Okay, lots to say and I lack the finesse, the right words to say it--but I'm saying it anyway.
As a historian, and one who absolutely loves the study of the post-World War II U.S., I am always amazed by how we use Dr. King as a metaphor. He is, at once, a synonym to the Civil Rights Movement, the influence of the black church, and positive black manhood. Now, while none of those is a bad thing, they don't leave much room for him as a person; one who didn't spring from somewhere as a full-fledged leader, but whose life experiences shaped and--the part the metaphor most obscures--continually changed his philosophies.
As a mom to a school-aged child, I understand the usefulness of the metaphor. You can explain to children the bare bones of segregation, as "white people and black people couldn't...", but answering the question of, "why did it change?" is a lot more difficult. So you pull out the King metaphor, highlight it with a touch of school segregation (to make it relevant!) a dash of Rosa Parks and a smidge of "I Have a Dream" and voila! They get it.
Somewhat. You see, we can tell King's life in a very linear fashion, where it makes sense that point A (alternately his birth to a preacher and teacher OR the incident in which he was told he could no longer play with his white friends) led to point Z (usually identified as the March on Washington). My nephew has absorbed the metaphor quite well. His one minute rendition of Jim Crow and it's demise: "When he was a little boy, he played football with his friends and two of 'em were white and then they said they couldn't play with him anymore and he was upset. So, when he got big, he had a dream And so, before Dr. King, white people and black people couldn't play together and after Dr. King, they could." And we nod our heads and think, that will suffice.
Unfortunately, we remain content to let that suffice for far too long. To a point where people become resistant to learning anything else. And no, I'm not throwing up my hands and lamenting the fact that, "All they know is MLK!" I want them to know MLK and other people, too. But I also want my son to know more than names and big events. I want him to understand that segregation wasn't just about separation--it wasn't just that white and black kids couldn't play together, but that there is a whole ideology of superiority and inferiority coded into that separation. And I want him to understand about grassroots activities, especially the roles women played as organizers. I think this history is too important to be understood solely as a metaphor.

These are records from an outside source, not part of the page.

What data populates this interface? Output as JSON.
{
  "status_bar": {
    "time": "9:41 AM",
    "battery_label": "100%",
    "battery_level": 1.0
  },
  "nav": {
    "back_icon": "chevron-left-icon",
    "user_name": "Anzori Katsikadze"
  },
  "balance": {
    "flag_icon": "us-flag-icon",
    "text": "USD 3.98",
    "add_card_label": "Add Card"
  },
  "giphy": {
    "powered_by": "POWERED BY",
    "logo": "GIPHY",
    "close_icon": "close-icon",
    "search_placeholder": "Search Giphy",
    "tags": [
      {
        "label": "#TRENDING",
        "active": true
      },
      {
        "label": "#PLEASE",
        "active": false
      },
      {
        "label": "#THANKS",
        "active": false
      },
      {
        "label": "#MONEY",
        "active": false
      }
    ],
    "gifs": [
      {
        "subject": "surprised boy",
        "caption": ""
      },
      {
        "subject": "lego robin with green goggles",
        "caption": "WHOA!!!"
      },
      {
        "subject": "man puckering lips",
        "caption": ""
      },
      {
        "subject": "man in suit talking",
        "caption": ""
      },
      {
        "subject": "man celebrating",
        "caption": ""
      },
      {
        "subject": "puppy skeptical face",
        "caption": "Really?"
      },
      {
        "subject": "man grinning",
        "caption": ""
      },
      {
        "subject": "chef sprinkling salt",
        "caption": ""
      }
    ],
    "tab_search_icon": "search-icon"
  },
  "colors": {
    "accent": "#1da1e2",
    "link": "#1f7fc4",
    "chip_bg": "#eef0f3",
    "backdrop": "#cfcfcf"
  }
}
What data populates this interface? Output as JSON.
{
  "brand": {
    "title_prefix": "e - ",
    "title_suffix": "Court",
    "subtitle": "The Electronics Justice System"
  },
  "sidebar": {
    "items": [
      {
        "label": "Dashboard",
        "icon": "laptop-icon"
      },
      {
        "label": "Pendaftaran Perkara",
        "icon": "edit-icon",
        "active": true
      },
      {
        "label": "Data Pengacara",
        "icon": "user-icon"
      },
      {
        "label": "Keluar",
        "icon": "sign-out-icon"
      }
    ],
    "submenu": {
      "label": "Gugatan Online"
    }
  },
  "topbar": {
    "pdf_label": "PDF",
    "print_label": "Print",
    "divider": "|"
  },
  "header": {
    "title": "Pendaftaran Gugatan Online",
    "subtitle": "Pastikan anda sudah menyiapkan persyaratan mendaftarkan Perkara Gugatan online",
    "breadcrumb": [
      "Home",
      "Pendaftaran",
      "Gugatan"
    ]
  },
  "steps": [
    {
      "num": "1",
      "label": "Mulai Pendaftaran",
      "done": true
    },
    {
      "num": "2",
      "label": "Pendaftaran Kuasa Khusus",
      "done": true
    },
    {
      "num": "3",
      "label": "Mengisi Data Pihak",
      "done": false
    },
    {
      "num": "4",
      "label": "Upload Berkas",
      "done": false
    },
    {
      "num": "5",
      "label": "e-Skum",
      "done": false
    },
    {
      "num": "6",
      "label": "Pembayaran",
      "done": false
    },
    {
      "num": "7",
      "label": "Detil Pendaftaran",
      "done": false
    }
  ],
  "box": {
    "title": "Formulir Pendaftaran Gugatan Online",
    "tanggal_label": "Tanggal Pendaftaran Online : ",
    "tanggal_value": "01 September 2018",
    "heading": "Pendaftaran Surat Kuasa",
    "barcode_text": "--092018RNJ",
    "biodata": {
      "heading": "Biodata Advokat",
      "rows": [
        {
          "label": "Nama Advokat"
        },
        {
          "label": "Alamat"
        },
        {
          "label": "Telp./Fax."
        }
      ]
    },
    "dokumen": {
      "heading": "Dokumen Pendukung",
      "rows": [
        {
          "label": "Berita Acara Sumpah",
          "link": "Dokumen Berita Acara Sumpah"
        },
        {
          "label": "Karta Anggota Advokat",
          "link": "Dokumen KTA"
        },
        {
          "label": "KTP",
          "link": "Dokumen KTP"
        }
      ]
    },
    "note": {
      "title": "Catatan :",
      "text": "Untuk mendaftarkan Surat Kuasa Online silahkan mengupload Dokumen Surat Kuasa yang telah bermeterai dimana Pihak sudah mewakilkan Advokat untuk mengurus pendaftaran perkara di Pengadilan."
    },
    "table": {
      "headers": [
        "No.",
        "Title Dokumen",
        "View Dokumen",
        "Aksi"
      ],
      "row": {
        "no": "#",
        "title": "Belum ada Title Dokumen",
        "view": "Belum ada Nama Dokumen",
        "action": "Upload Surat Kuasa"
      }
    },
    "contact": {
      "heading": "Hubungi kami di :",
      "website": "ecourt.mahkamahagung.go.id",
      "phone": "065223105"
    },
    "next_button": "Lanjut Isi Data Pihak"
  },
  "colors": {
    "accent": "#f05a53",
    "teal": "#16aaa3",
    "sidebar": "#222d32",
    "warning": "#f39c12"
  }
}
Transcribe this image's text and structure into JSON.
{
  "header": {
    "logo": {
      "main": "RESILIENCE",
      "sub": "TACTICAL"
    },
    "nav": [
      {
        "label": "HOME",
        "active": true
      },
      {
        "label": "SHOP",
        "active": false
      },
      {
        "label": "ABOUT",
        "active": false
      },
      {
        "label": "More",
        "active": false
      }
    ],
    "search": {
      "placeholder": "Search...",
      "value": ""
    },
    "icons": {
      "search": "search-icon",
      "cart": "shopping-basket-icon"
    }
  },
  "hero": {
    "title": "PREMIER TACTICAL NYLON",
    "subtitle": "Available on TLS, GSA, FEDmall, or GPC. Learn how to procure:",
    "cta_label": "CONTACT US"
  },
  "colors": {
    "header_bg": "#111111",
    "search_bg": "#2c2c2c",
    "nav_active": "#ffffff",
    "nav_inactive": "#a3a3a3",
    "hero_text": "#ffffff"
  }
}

I have a person-as-metaphor left over from my childhood, too. It is centered around Mohandas Ghandi, whom I know primarily in terms of Dr. King's adherence to non-violent protest. Thus, I admire Ghandi from afar, as the securer of India's freedom (ah, metaphor) and an influence on the CRM. I have this quote by him appended to my e-mail signature:
What difference does it make to the dead, the orphans and the homeless, whether the mad destruction is wrought under the name of totalitarianism or the holy name of liberty or democracy?And because I understand Ghandi in simplistic, metaphorical terms, I was content to quote him.
But, one of the friends I e-mail regularly is Jewish, and last night, she sent me this
You might want to rethink quoting Gandhi. I discovered that Gandhi recommended, when Hitler started imposing discriminatory laws against the Jews in the 1930s, that all German Jews commit suicide. After the war, when challenged, he stuck to his recommendation!Thus, in the weeks since she has learned this, her metaphor of Ghandi, which was similar to mine, has changed. And because I am trapped in thinking not of Ghandi, but of what I was taught about Ghandi, I am really disturbed.